Blast Effects Analysis
Blast effects analyses (BEAs) are used by K&C to determine the response of any given structure to blast, shock and impact loads. They can be performed by using a variety of methodologies which include:
- Q-D Charts and PI-Curves
- SDOF models
- Structural finite element models
- High-fidelity physics-based analytic models
Determining which of these techniques to use is related to the complexity of the structure being analyzed, the severity of the blast load, the response modes likely to occur, and the purpose for performing the analysis. BEAs involve two major steps:
- Computing the airblast and debris loads imparted to a building by a particular blast scenario (e.g. the airblast and debris loading generated by the car bomb (VBIED) scenario shown in the figure. In this case the debris from the breakup of the perimeter wall will contribute significantly to the threat to the facility behind it.)

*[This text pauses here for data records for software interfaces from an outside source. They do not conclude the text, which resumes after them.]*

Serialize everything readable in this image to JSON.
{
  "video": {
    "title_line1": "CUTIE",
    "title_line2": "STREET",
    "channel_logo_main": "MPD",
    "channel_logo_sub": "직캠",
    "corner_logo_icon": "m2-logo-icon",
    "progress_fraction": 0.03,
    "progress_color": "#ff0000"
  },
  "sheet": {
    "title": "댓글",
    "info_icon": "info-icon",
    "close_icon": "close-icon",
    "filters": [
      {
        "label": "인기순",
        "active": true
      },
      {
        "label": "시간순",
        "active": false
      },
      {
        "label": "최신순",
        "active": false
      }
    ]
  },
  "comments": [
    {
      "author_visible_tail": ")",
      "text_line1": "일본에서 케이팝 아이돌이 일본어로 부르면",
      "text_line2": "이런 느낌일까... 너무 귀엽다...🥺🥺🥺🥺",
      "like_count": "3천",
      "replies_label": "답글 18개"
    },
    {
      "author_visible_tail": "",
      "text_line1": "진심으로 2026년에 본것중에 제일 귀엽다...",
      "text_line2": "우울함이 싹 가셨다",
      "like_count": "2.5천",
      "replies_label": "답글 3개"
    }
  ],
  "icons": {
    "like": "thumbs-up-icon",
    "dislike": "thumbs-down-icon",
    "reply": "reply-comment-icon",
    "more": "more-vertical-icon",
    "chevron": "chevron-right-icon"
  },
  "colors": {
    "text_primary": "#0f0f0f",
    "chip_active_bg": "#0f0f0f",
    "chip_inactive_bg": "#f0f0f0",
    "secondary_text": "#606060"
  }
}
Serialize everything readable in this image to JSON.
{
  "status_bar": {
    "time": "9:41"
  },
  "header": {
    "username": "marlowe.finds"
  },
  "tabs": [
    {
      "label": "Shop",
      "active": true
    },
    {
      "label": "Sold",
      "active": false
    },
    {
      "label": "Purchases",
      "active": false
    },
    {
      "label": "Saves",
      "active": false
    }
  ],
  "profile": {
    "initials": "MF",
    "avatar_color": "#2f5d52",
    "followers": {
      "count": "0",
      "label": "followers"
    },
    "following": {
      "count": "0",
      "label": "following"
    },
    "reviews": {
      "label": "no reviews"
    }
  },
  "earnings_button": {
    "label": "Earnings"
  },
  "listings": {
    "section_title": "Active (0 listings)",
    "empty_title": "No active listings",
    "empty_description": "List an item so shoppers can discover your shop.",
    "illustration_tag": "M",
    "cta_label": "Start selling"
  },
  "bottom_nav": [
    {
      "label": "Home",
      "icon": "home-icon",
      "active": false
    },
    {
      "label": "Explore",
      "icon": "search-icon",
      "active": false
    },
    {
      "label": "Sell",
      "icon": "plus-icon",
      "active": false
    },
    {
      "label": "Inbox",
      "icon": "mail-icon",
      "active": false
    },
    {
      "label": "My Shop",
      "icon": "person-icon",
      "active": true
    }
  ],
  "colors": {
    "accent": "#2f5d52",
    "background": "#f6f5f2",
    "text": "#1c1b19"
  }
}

- Computing the response of the facility struck with these loads in terms of window and wall damage, response of the structural framing system and the risks of its collapse, and evaluating the risks to the functions and personnel housed in the facility.
In early stages of a blast effects analysis, simpler techniques are often used to provide an initial estimate and determine if further analysis is necessary. For flexural type responses, Q-D charts and PI-curves provide effective estimates; quantity-distance charts and pressure impulse curves define the safe distances for charges for different types of components, for column responses, single degree of freedom (SDOF) models are used because of the added complexity of the column responses. In performing design studies, SDOF models are utilized because they represent a good compromise between ease of use, fidelity, and widespread availability.
Structural finite element models may be useful to provide basic information concerning the blast response of a building, but are generally not well suited for blast effects analyses. These models are also used to check compliance with progressive collapse provisions of design codes.
High-fidelity physics based (HFPB) models are applied to analytically simulate the actual behavior of a given structural system or component under blast and impact loads. Even though this type of modeling is performed by few consulting engineers, it is crucial in many studies. Unlike any other analytic tool used engineers, it provides a direct means to estimate the potential for the system to fail under the applied blast/impact loads. This essential difference between HFPB and the other analytic models cited is that actual behaviors rather than assumed behaviors are used in studying the response of the system.
K&C is so skilled in the use of HFPB techniques that we can employ them at a cost comparable to that other consultants would charge to perform analyses with other, less precise engineering models, which are often far less applicable and may lead to erroneous conclusions. K&C offers a variety of physics-based analytic software tools for simulating the response of structural systems, mechanical systems, and the response of equipment and personnel to the effects of blast, shock, and impact loads.
These codes offer a powerful means to simulate almost any blast, shock and impact response, including responses to contact and shape charges, high velocity projectiles and debris fragments, and the effects of shielding and protective barriers in terms of reducing the actual threats facing the facility or location of interest.
Description of Services
- Perform Blast Effects Analyses using a variety of analytic tools.
- Develop fragility curves for various structural and window/wall components for use in vulnerability assessments.
- Perform vulnerability assessments for structural components, equipment and MEP systems, and occupants of the facility.